1 Sentence Summary: Oscar Wilde’s masterpiece, “The Picture of Dorian Gray,” takes readers on an exquisite yet haunting journey through the labyrinthine depths of human vanity, showcasing the allure and peril of a life devoted to eternal youth and pleasure.
|Title||The Picture of Dorian Gray|
|Genre||Classics, Fantasy, Fiction, Horror|
|Publication Date||June 1, 1890|
Where to Purchase
Allow me to whisk you away into the enchanting world of Oscar Wilde’s “The Picture of Dorian Gray.” Nestled amidst the grandeur of Victorian London, this timeless classic introduces us to the charismatic and enigmatic Dorian Gray. A portrait of Dorian, painted by the talented artist Basil Hallward, stands as an emblem of his youthful beauty and innocence, capturing the essence of his soul on canvas.
Dorian is a figure of exquisite charm and grace, admired by all who have the privilege of his acquaintance. However, his world takes a turn when he encounters the flamboyant Lord Henry Wotton, a man with a penchant for intellectual provocation and a talent for leading others astray. Lord Henry introduces Dorian to the intoxicating philosophy of hedonism, enticing him to prioritize the pursuit of pleasure and the preservation of his youthful allure above all else.
The turning point in Dorian’s life arrives when he makes a fateful wish—that the portrait of himself would age and bear the scars of his dissolute life, while he remains eternally youthful and unblemished. Little does Dorian realize that this wish, uttered in a moment of vanity and youthful indulgence, would become the catalyst for a descent into moral decay, corruption, and tragedy.

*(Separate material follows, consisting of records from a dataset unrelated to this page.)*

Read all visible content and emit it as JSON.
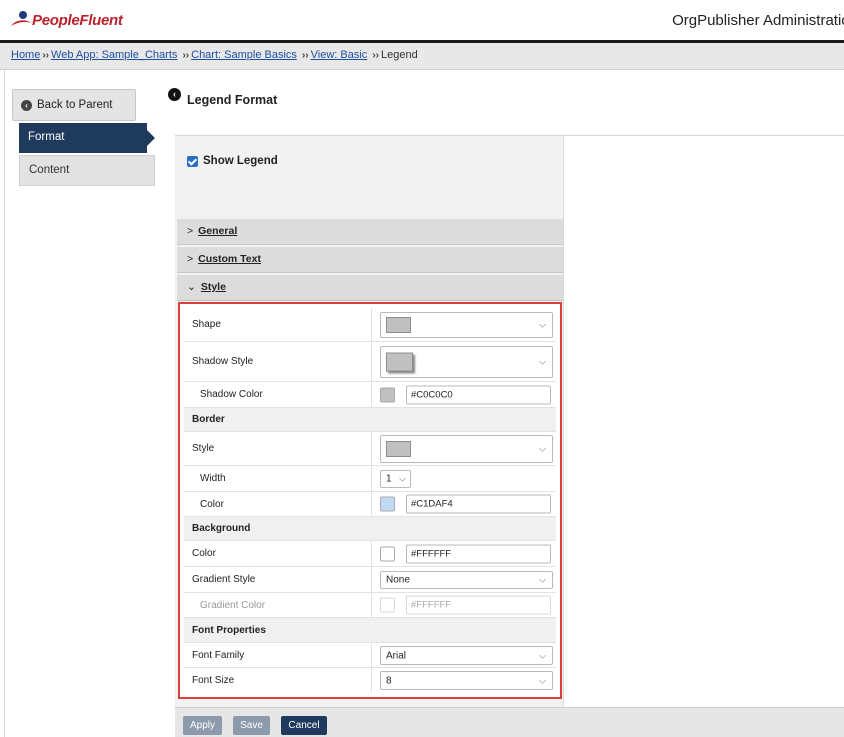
{
  "header": {
    "logo_text": "PeopleFluent",
    "app_title": "OrgPublisher Administration"
  },
  "breadcrumb": {
    "items": [
      "Home",
      "Web App: Sample_Charts",
      "Chart: Sample Basics",
      "View: Basic"
    ],
    "separator": "››",
    "current": "Legend"
  },
  "sidebar": {
    "back_label": "Back to Parent",
    "items": [
      {
        "label": "Format",
        "active": true
      },
      {
        "label": "Content",
        "active": false
      }
    ]
  },
  "panel": {
    "title": "Legend Format",
    "show_legend_label": "Show Legend",
    "show_legend_checked": true
  },
  "accordions": [
    {
      "label": "General",
      "expanded": false
    },
    {
      "label": "Custom Text",
      "expanded": false
    },
    {
      "label": "Style",
      "expanded": true
    }
  ],
  "style": {
    "shape_label": "Shape",
    "shadow_style_label": "Shadow Style",
    "shadow_color_label": "Shadow Color",
    "shadow_color_value": "#C0C0C0",
    "border_section": "Border",
    "border_style_label": "Style",
    "border_width_label": "Width",
    "border_width_value": "1",
    "border_color_label": "Color",
    "border_color_value": "#C1DAF4",
    "background_section": "Background",
    "bg_color_label": "Color",
    "bg_color_value": "#FFFFFF",
    "gradient_style_label": "Gradient Style",
    "gradient_style_value": "None",
    "gradient_color_label": "Gradient Color",
    "gradient_color_value": "#FFFFFF",
    "font_section": "Font Properties",
    "font_family_label": "Font Family",
    "font_family_value": "Arial",
    "font_size_label": "Font Size",
    "font_size_value": "8"
  },
  "colors": {
    "shadow_swatch": "#C0C0C0",
    "border_swatch": "#C1DAF4",
    "bg_swatch": "#FFFFFF",
    "gradient_swatch": "#FFFFFF",
    "highlight_border": "#D9403A",
    "nav_active": "#1E3A5C"
  },
  "buttons": {
    "apply": "Apply",
    "save": "Save",
    "cancel": "Cancel"
  }
}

Ah, “The Picture of Dorian Gray”! Where do I even begin? Oscar Wilde’s masterpiece is like a siren’s song, beckoning readers into a world of exquisite beauty and moral treachery. This novel, to put it simply, is a literary marvel that has enthralled readers for generations, including myself.
One of the most enchanting aspects of this book is Wilde’s unparalleled mastery of language. Every sentence drips with elegance and wit, a testament to his keen intellect and unapologetic embrace of aestheticism. Reading his prose is akin to savoring a fine, vintage wine—it’s intoxicating, sensuous, and leaves you yearning for more.

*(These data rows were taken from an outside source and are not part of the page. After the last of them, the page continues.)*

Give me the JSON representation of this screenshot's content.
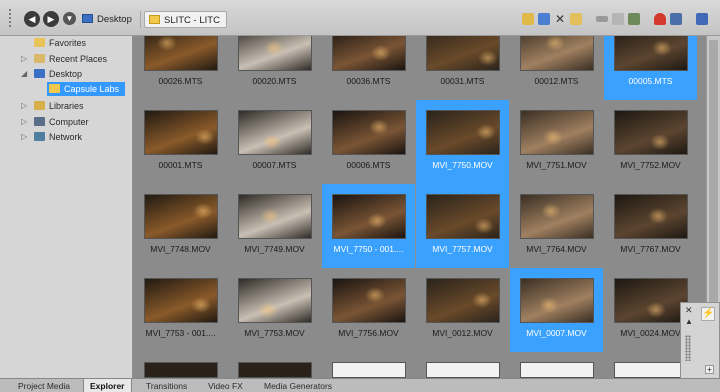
{
  "toolbar": {
    "breadcrumb": [
      {
        "label": "Desktop",
        "icon": "desktop-icon"
      },
      {
        "label": "SLITC - LITC",
        "icon": "folder-icon"
      }
    ],
    "icons": [
      "up-folder-icon",
      "refresh-icon",
      "delete-icon",
      "new-folder-icon",
      "cut-icon",
      "copy-icon",
      "settings-icon",
      "record-icon",
      "search-icon",
      "view-icon"
    ]
  },
  "tree": {
    "items": [
      {
        "label": "Favorites",
        "icon": "star-folder-icon",
        "selected": false
      },
      {
        "label": "Recent Places",
        "icon": "recent-places-icon",
        "selected": false
      },
      {
        "label": "Desktop",
        "icon": "desktop-icon",
        "selected": false
      },
      {
        "label": "Capsule Labs",
        "icon": "folder-icon",
        "selected": true
      },
      {
        "label": "Libraries",
        "icon": "libraries-icon",
        "selected": false
      },
      {
        "label": "Computer",
        "icon": "computer-icon",
        "selected": false
      },
      {
        "label": "Network",
        "icon": "network-icon",
        "selected": false
      }
    ]
  },
  "files": [
    {
      "name": "00026.MTS",
      "selected": false
    },
    {
      "name": "00020.MTS",
      "selected": false
    },
    {
      "name": "00036.MTS",
      "selected": false
    },
    {
      "name": "00031.MTS",
      "selected": false
    },
    {
      "name": "00012.MTS",
      "selected": false
    },
    {
      "name": "00005.MTS",
      "selected": true
    },
    {
      "name": "00001.MTS",
      "selected": false
    },
    {
      "name": "00007.MTS",
      "selected": false
    },
    {
      "name": "00006.MTS",
      "selected": false
    },
    {
      "name": "MVI_7750.MOV",
      "selected": true
    },
    {
      "name": "MVI_7751.MOV",
      "selected": false
    },
    {
      "name": "MVI_7752.MOV",
      "selected": false
    },
    {
      "name": "MVI_7748.MOV",
      "selected": false
    },
    {
      "name": "MVI_7749.MOV",
      "selected": false
    },
    {
      "name": "MVI_7750 - 001....",
      "selected": true
    },
    {
      "name": "MVI_7757.MOV",
      "selected": true
    },
    {
      "name": "MVI_7764.MOV",
      "selected": false
    },
    {
      "name": "MVI_7767.MOV",
      "selected": false
    },
    {
      "name": "MVI_7753 - 001....",
      "selected": false
    },
    {
      "name": "MVI_7753.MOV",
      "selected": false
    },
    {
      "name": "MVI_7756.MOV",
      "selected": false
    },
    {
      "name": "MVI_0012.MOV",
      "selected": false
    },
    {
      "name": "MVI_0007.MOV",
      "selected": true
    },
    {
      "name": "MVI_0024.MOV",
      "selected": false
    }
  ],
  "tabs": [
    {
      "label": "Project Media",
      "active": false
    },
    {
      "label": "Explorer",
      "active": true
    },
    {
      "label": "Transitions",
      "active": false
    },
    {
      "label": "Video FX",
      "active": false
    },
    {
      "label": "Media Generators",
      "active": false
    }
  ],
  "colors": {
    "selection": "#3ba1ff",
    "toolbar": "#d0d0d0",
    "grid": "#8b8b8b"
  }
}
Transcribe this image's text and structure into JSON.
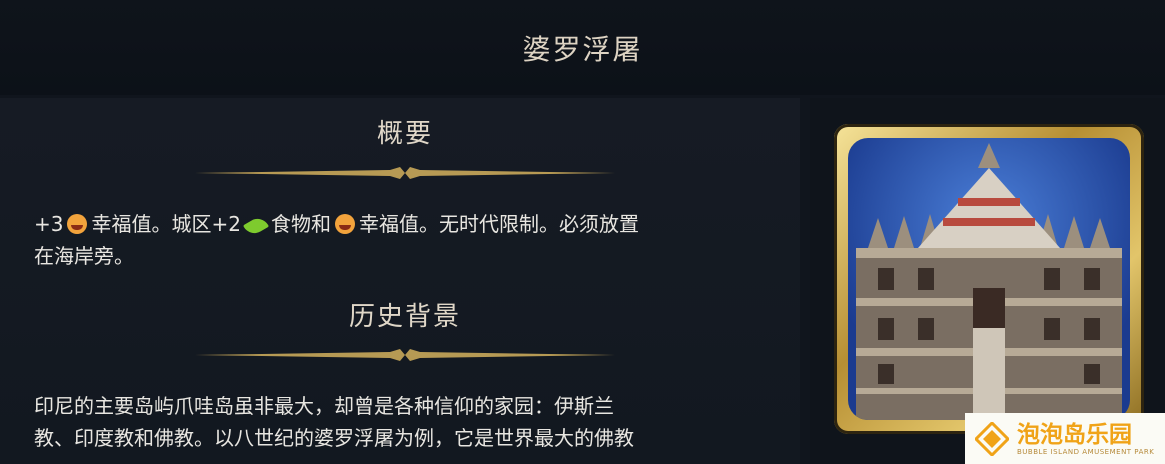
{
  "header": {
    "title": "婆罗浮屠"
  },
  "sections": {
    "overview": {
      "heading": "概要",
      "text_part1": "+3",
      "text_part2": "幸福值。城区+2",
      "text_part3": "食物和",
      "text_part4": "幸福值。无时代限制。必须放置",
      "text_line2": "在海岸旁。",
      "icons": [
        "amenity-icon",
        "food-icon",
        "amenity-icon"
      ]
    },
    "history": {
      "heading": "历史背景",
      "line1": "印尼的主要岛屿爪哇岛虽非最大，却曾是各种信仰的家园：伊斯兰",
      "line2": "教、印度教和佛教。以八世纪的婆罗浮屠为例，它是世界最大的佛教"
    }
  },
  "portrait": {
    "icon": "borobudur-wonder-icon"
  },
  "watermark": {
    "main": "泡泡岛乐园",
    "sub": "BUBBLE ISLAND AMUSEMENT PARK"
  },
  "colors": {
    "background": "#10151d",
    "heading": "#e0d7c8",
    "text": "#e8e6e1",
    "gold": "#d8b765",
    "watermark_orange": "#f0a317"
  }
}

At its heart, “The Picture of Dorian Gray” is a story about the destructive allure of vanity and the pursuit of eternal youth and pleasure. Dorian Gray, as a character, is both magnetic and repulsive in equal measure. He embodies the duality of human nature, with his external beauty masking the rot that festers within. It’s impossible not to be drawn into his world, even as you watch in horror as he descends into moral degradation.
Lord Henry Wotton, on the other hand, is the devilishly charming puppet master, luring Dorian into a life of hedonistic indulgence. His aphorisms are sharp and often cynical, and his philosophy of embracing the fleeting pleasures of life is seductive, even if it ultimately leads to ruin. Lord Henry is the embodiment of the corrupting influence that can be found in the pursuit of unbridled pleasure and the rejection of societal norms.

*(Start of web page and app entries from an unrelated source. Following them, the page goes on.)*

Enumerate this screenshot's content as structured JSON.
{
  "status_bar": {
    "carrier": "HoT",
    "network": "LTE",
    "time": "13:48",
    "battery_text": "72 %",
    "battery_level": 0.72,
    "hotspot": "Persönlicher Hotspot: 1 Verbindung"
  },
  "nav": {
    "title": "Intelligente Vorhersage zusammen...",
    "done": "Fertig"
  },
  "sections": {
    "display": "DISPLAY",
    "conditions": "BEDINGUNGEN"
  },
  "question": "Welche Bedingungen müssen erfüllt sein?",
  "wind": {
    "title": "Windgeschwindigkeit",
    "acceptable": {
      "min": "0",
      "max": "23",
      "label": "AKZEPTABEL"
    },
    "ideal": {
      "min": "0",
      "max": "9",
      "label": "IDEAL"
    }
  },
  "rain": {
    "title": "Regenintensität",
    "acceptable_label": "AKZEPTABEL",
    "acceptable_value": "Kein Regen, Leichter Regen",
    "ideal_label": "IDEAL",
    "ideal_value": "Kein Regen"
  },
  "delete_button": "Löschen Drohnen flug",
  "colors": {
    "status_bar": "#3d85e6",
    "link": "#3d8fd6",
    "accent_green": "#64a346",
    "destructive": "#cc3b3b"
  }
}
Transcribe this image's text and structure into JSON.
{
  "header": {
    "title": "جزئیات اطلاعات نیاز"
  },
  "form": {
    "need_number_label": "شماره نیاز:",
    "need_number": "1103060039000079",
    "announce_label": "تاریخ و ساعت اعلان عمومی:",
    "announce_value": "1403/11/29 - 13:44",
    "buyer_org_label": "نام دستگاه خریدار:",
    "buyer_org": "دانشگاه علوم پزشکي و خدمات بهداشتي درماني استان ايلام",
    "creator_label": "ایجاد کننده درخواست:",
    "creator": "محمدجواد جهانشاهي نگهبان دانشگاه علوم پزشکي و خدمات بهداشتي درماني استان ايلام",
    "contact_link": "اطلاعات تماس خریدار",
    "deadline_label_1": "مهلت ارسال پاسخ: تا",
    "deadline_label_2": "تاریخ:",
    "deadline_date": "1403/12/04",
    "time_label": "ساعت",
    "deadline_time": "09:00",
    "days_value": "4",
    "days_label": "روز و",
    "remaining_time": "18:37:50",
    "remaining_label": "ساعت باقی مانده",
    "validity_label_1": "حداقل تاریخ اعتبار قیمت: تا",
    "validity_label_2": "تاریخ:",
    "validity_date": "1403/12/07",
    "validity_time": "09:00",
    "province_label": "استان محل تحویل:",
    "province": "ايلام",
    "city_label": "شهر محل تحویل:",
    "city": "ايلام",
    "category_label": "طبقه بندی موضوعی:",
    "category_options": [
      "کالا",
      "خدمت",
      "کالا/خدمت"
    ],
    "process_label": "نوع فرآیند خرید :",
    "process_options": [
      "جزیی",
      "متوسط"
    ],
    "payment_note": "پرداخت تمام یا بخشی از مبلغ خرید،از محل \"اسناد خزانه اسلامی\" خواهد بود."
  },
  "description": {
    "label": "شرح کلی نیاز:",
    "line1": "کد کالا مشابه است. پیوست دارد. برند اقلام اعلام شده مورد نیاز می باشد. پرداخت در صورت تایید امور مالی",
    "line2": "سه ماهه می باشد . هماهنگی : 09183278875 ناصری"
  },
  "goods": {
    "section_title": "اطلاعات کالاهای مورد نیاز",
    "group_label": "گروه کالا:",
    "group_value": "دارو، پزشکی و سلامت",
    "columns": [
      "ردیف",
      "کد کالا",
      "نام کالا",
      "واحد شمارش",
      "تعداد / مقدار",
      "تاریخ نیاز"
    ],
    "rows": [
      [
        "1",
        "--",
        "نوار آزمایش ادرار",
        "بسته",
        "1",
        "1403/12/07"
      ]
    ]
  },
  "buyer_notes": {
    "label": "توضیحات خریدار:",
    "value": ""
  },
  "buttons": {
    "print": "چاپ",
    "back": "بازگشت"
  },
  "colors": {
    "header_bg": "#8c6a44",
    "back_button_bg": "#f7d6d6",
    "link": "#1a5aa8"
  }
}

The central premise of the novel—the portrait aging while Dorian remains forever youthful—serves as a brilliant metaphor for the consequences of a life lived without moral accountability. It’s a haunting reflection on the superficiality of our desires and the ugliness that can lurk beneath a beautiful facade. The gradual transformation of the portrait is a powerful visual representation of Dorian’s moral decay, and it’s impossible to look away from the grotesque spectacle it becomes.
As I delved deeper into the pages of this novel, I found myself torn between fascination and revulsion. Wilde’s exploration of decadence and the consequences of unchecked hedonism is as relevant today as it was in the Victorian era. It serves as a stark reminder of the dangers of prioritizing surface-level pleasures over the development of one’s character and morality.
But amidst all the darkness and moral decay, there’s an underlying current of tragedy in “The Picture of Dorian Gray.” The novel invites us to contemplate the price of eternal youth and the emptiness that accompanies a life devoid of genuine human connections. Dorian, despite his beauty and hedonistic pursuits, is a profoundly lonely figure, forever isolated by the damning secret of his portrait.
Oscar Wilde’s “The Picture of Dorian Gray” is a literary gem that continues to captivate and provoke thought long after its publication. It’s a cautionary tale wrapped in sumptuous prose, a mirror held up to our own obsessions with youth and beauty. As a lover of romance and beauty, I can’t help but be enthralled by the tragic allure of this novel. It’s a haunting reminder that true beauty lies not in the surface but in the depths of the human soul. So, if you’re seeking a journey into the shadows of vanity and a meditation on the price of eternal youth, do yourself a favor and immerse yourself in the world of Dorian Gray. You won’t regret it.